Baranchyk, making his fifth appearance on “ShoBox,” improved to 15-0. This was his fifth straight win in his adopted hometown.

Smith, from Philadelphia, dropped to 11-1.

“It’s my first loss, I am taking it pretty hard,” Smith said. “I am definitely going to be back. I hope to fight him again in a different place.”


In the co-feature, Rolando Chinea of Lancaster, Pennsylvania, pinned the first loss on Kenneth Sims Jr., when he ground out a major decision in their super lightweight fight.

“I was very pleased,” said Chinea (15-1-1), who hails from Lancaster, Pennsylvania. “The new training regimen was coming in handy. I felt a lot stronger and a lot faster. My punches were hurting him.”

He said the top priority now is learning how to finish off an opponent.

“I just lack that extra step in my game to take him out,” said Chinea. He now has gone the distance in 11 of his 17 fights. “One thing that has always been my strength is my conditioning.”

An action-packed final round saw Chinea and Sims trade 291 punches, including 85 connects, according to the Showtime statistics.

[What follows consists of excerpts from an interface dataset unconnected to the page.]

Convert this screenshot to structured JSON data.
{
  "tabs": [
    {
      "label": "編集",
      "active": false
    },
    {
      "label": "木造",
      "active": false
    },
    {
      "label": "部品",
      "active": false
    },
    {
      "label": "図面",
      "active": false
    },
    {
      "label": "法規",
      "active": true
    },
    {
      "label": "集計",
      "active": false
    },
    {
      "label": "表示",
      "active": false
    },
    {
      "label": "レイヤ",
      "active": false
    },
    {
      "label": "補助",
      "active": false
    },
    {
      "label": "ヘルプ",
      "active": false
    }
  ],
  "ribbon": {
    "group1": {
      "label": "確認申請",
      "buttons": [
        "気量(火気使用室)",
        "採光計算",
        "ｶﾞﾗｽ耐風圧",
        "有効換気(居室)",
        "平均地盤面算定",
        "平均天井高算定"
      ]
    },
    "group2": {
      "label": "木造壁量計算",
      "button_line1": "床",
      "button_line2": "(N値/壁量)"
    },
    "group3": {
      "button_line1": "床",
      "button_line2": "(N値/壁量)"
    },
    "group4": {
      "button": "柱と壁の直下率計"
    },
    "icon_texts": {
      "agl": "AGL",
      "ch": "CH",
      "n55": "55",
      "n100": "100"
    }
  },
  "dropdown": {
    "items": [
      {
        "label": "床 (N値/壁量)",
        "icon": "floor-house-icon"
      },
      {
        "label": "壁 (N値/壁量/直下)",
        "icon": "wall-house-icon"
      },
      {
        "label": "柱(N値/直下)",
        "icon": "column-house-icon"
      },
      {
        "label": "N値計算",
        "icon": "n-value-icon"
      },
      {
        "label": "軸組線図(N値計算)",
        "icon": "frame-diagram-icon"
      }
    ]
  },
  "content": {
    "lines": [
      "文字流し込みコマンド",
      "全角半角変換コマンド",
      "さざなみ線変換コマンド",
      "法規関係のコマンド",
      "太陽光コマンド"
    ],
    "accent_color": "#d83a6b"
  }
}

This was the third time Chinea, from Lancaster, Pennsylvania, has pinned the first loss on an opponent. He suffered his first loss in 2015.

“I went through somewhat of a depression during that time. It wasn’t a good feeling,” Chinea said. “It’s a bitter taste in your mouth and it kinda brings a negativity to your team. It makes everybody point figures at everybody. Like anything in life, you’ve got to weather the storm.”

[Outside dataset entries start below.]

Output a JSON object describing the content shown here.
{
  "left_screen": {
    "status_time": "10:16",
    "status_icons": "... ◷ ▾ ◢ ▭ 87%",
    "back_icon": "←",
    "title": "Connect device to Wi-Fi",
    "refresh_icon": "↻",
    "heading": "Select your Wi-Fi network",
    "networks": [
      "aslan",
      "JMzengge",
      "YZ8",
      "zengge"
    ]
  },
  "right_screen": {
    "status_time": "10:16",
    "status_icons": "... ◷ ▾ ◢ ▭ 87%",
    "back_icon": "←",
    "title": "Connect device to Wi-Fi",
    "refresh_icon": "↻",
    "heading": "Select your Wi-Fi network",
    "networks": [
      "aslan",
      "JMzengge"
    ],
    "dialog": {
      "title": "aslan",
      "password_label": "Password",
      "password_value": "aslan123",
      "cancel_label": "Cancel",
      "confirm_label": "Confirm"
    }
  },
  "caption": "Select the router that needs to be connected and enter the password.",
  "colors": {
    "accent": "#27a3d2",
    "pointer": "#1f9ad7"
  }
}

He bounced back and now has won five straight.

Sims, from Chicago, fell to 12-1.

In other action on the TV quadrupleheader, Glenn Dezurn and Adam Lopez battled to a split draw in in an eight-round bantamweight battle while Joshua Greer picked up a TKO win against Leroy Davila.


Both fighters were disappointed with the outcome. It was the second draw as a professional for Lopez (16-1-2) and first for Dezurn (9-0-1).

The outcome brought a smattering of boos from the sellout crowd at the Peoria Showplace.

"I thought I did enough to win," Dezurn told Showtime. "I'm just fortunate for this opportunity and hope (Lopez) and I can come back strong and fight again someday."

Judge Gerald Ritter had Dezurn winning the first two and last two rounds with Lopez taking the middle four.

Judge Brett Miller had Lopez winning five of the eight rounds.

Dezurn taking the first and sixth, seventh and eight rounds and Lopez won the second, third and fourth on Jerry Griffin’s scorecard.

"After the first round, I dominated the action," said Lopez, who was making his record-tying sixth “ShoBox” appearance. “Maybe (Dezurn) won the seventh, but I whipped him. I should have won the fight. This was a redemption for me. Once I got used to his speed, I feel I won rounds six to two. The whole fight, his back was against the ropes and I beat up his body.”


Greer picked up his 15th career win when Davila’s corner called the fight at the end of the fifth round.

A Chicago native, Greer dominated the action.

The beginning of the end for Davila came in the fourth when Greer landed shots that left Davila bleeding from the nose.

He wobbled through the final 90 seconds of the fourth and throughout the fifth.

Davila’s corner told referee Gary Ritter to stop the fifth just after the fifth round bell sounded.